Security Awareness for Taxpayers



As tax season will be underway the tax scams are picking up.

Here are a few things you can do in order to protect yourself from these scams according to the IRS.


Note that the IRS will never:


1) Call to demand immediate payment, nor will the agency call about taxes owed without first having mailed you a bill.

2) Demand that you pay taxes without giving you the opportunity to question or appeal the amount they say you owe.

3) Require you to use a specific payment method for your taxes, such as a prepaid debit card.

4) Ask for credit or debit card numbers over the phone.

5) Threaten to bring in local police or other law-enforcement groups to have you arrested for not paying.


If you don’t owe taxes, or have no reason to think that you do:


1) Do not give out any information. Hang up immediately.

2) Contact TIGTA to report the call. Use their “IRS Impersonation Scam Reporting” web page. You can also call 800-366-4484.

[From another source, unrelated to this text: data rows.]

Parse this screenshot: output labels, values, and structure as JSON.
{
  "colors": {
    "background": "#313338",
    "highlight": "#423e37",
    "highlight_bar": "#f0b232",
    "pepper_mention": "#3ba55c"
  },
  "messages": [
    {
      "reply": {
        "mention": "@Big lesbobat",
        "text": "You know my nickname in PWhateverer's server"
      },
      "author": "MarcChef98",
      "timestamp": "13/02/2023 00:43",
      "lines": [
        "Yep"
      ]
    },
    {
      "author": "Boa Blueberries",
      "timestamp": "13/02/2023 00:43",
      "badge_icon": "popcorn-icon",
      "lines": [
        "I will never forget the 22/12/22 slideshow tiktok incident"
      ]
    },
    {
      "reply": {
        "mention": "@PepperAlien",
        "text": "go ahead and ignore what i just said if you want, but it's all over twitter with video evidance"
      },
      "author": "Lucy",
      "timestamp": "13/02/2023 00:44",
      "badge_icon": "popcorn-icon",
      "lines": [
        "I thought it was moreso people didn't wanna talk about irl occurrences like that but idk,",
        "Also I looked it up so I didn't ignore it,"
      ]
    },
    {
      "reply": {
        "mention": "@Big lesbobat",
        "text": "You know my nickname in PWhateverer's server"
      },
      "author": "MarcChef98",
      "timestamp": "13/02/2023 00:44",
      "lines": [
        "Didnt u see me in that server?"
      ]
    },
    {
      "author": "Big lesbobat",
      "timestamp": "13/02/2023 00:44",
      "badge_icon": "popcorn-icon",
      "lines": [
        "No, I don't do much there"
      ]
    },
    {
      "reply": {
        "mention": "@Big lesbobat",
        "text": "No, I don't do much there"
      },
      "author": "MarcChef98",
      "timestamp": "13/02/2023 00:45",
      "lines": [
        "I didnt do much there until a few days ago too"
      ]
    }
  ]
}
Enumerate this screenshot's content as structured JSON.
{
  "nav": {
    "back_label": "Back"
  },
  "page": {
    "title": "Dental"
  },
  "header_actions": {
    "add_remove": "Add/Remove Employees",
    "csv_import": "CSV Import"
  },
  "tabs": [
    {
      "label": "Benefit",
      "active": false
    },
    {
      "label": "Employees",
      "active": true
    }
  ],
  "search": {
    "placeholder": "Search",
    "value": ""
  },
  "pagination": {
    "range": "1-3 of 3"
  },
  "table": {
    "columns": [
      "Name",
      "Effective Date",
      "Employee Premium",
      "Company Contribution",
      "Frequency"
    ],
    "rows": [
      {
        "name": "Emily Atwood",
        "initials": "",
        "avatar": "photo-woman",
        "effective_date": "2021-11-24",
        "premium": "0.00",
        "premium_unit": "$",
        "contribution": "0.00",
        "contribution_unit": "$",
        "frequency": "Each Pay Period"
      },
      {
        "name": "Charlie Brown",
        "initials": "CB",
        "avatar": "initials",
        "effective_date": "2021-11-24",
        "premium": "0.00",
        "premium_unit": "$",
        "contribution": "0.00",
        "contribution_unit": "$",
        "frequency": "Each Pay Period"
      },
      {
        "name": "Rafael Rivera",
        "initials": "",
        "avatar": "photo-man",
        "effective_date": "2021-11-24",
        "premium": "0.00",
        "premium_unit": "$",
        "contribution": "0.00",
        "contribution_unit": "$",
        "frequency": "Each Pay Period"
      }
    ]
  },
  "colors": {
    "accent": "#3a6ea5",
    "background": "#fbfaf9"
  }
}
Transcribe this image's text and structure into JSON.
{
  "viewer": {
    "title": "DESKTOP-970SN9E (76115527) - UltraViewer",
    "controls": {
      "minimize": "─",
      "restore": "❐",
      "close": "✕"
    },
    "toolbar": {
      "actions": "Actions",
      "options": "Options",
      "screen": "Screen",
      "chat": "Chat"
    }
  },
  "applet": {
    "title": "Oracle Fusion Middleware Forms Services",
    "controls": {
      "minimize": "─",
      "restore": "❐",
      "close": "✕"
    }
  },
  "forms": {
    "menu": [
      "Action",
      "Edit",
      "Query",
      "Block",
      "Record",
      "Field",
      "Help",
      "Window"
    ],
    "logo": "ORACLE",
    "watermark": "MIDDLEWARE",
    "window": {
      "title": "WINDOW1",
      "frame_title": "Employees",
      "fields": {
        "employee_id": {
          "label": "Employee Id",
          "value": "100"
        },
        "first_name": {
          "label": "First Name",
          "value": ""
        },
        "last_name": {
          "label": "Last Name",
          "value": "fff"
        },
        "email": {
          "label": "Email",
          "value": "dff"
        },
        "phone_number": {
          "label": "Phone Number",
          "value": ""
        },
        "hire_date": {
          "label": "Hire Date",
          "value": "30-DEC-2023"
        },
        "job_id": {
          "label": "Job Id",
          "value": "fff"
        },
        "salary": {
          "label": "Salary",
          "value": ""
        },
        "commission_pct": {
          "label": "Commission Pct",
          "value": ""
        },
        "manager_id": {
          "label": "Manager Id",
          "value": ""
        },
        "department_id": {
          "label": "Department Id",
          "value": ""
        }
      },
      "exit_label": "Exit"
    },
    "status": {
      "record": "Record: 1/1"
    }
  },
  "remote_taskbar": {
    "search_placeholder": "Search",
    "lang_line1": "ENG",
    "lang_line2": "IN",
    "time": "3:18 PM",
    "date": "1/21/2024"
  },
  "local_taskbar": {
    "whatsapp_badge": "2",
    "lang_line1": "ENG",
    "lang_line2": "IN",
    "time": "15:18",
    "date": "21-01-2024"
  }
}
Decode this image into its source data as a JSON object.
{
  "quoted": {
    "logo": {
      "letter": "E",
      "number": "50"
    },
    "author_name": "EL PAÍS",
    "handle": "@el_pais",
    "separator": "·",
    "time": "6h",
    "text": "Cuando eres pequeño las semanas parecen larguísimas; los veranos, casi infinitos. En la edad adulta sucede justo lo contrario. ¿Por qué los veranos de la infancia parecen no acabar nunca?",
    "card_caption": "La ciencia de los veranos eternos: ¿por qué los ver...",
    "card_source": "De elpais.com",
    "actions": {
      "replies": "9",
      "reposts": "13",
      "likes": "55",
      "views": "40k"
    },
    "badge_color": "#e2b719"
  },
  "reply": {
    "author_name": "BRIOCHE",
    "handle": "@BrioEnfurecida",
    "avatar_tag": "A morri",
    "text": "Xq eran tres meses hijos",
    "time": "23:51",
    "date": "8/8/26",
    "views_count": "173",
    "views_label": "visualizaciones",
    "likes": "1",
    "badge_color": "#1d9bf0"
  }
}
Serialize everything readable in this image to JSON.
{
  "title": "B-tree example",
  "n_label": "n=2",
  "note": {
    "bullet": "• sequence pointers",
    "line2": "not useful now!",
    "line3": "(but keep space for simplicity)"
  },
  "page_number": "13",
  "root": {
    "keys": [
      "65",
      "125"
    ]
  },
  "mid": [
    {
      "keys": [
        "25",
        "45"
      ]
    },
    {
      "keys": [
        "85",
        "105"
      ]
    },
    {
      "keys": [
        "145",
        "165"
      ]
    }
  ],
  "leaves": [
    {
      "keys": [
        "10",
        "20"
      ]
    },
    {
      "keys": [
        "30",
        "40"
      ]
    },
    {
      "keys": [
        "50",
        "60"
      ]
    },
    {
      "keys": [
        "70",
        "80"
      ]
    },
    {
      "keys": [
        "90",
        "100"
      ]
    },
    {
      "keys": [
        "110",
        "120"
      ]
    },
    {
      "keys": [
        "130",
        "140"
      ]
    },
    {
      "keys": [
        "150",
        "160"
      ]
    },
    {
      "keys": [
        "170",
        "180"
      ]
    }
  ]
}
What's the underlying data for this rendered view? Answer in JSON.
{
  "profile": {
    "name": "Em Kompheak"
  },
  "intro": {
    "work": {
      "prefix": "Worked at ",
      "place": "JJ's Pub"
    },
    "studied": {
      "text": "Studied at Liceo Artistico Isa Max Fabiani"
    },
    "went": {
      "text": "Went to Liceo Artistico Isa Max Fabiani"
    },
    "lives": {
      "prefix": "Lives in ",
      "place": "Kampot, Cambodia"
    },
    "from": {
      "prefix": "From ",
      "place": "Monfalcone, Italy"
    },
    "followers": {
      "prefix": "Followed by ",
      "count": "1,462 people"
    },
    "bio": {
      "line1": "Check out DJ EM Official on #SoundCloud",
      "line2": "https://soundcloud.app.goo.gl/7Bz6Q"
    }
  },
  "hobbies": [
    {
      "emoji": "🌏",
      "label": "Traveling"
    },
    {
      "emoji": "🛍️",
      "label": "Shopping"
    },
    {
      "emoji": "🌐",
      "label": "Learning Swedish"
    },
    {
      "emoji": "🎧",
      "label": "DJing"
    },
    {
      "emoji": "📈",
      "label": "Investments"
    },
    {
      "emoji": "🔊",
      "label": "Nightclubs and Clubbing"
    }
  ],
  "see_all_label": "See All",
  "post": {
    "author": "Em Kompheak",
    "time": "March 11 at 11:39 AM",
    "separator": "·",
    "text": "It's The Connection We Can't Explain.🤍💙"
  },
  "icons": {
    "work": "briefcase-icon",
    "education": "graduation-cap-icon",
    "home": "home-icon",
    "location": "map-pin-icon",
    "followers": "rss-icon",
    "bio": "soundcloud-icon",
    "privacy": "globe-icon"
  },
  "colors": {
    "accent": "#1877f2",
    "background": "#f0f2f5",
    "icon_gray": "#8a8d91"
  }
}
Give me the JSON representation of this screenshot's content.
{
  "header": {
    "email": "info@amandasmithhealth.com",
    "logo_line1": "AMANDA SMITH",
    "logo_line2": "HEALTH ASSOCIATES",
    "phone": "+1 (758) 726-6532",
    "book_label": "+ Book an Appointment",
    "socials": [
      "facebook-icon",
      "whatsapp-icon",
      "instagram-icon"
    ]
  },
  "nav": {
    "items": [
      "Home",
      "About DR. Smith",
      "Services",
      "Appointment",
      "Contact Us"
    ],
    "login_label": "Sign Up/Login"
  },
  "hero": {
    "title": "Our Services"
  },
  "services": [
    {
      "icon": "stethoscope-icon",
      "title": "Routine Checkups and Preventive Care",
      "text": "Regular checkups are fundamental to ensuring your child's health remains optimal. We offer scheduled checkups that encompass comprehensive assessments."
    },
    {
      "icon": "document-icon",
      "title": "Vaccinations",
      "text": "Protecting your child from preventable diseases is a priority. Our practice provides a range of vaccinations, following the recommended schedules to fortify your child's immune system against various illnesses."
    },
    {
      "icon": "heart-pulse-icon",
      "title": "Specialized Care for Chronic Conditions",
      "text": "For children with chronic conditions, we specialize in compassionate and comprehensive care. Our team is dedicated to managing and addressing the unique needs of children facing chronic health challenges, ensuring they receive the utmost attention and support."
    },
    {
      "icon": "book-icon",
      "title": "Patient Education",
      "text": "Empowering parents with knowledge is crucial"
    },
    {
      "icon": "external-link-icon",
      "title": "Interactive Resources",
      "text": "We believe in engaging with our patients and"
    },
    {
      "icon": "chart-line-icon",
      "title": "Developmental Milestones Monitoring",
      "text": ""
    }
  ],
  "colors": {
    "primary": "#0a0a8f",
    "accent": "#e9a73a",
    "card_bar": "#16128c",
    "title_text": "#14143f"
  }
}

3) Report it to the Federal Trade Commission. Use the “FTC Complaint Assistant” on Please add “IRS Telephone Scam” in the notes.




More information:

Security Summit Identity Theft Tips Overview
Tax Scams


IRS websites:



Your Appeal Rights


On publication 5; published by the Internal Revenue Service shows the process for taxpayers to follow if the taxpayer disagree with an IRS decision.

According to the IRS If you don’t agree with any or all of the IRS findings given you, you may request a meeting or a telephone conference with the supervisor of the person who issued the findings. If you still don’t agree, you may appeal your case to the Appeals Office of IRS.

You may represent yourself at your appeals conference, or you may have an attorney, certified public accountant, or an individual enrolled to practice before the IRS represent you.

If the meeting did not resolve the disagreement, the taxpayer can appeal the case. Appealing the case may require a written letter of protest outlining why the taxpayer doesn’t agree with the IRS findings. Conferences with Appeals Office personnel are held on an informal manner by correspondence, by telephone or at a personal conference.

”However, if you are a nonresident alien, you cannot take your case to a United States District Court.”



If you would like to learn more about your appeal rights please visit

Foreign Banks Agree to Share Tax Info


In response to a 2010 law known as FATCA (Foreign Account Tax Compliance Act) the U.S has encouraged foreign institutions to supply the IRS with names, account numbers and balances for accounts controlled by U.S. Taxpayers. All this in an effort to target Americans hiding assets overseas.

Nearly 70 countries have agreed to share this information with the IRS due to a new penalty they will incur under the FATCA that withholds 30% of a foreign banks transactions if they refuse to share information with the IRS. This is a steep penalty that most countries are trying to avoid.

Additionally U.S. banks that fail to withhold the 30% tax would be liable for it themselves and could face steep charges.

More than 77-thousand foreign banks, investment funds and other financial institutions have already agreed to share this information. The Treasury will keep an updated list of all complying banks so American Financial Institutions will know it is OK to send them payments without withholding tax information. As a side note to those with investments in Russia; 515 Russian institutions were forced to apply directly with the IRS because the U.S. halted negotiations with the Russian Government due to the crisis in the Ukraine.


     Robert Stack, deputy assistant treasury secretary for international tax affairs, said “The strong international support for FATCA is clear, and this success will help us in our goal of stopping tax evasion and narrowing the tax gap.”


The law is so strong, foreign banks are using loopholes in their own laws to provide personal information to the U.S. They circumvent their countries privacy laws by providing the information to their local government and having them release it to the U.S. As the provisions of this law affect more financial institutions, the U.S. is slowly making tax havens a thing of the past.

Officials are still debating a “tax holiday” which would allow corporations and individuals to transfer funds from their foreign accounts to the U.S. at little or no tax at all. The reason why it’s still being disputed is in 2004, when the policy was being tested, it did little for the economy as most companies just transferred some income in order to make their financial statement look better to investors.

As long as companies and investors keep receiving preferred tax rates in other countries, they will keep their income overseas and maximize their tax savings and investment opportunities.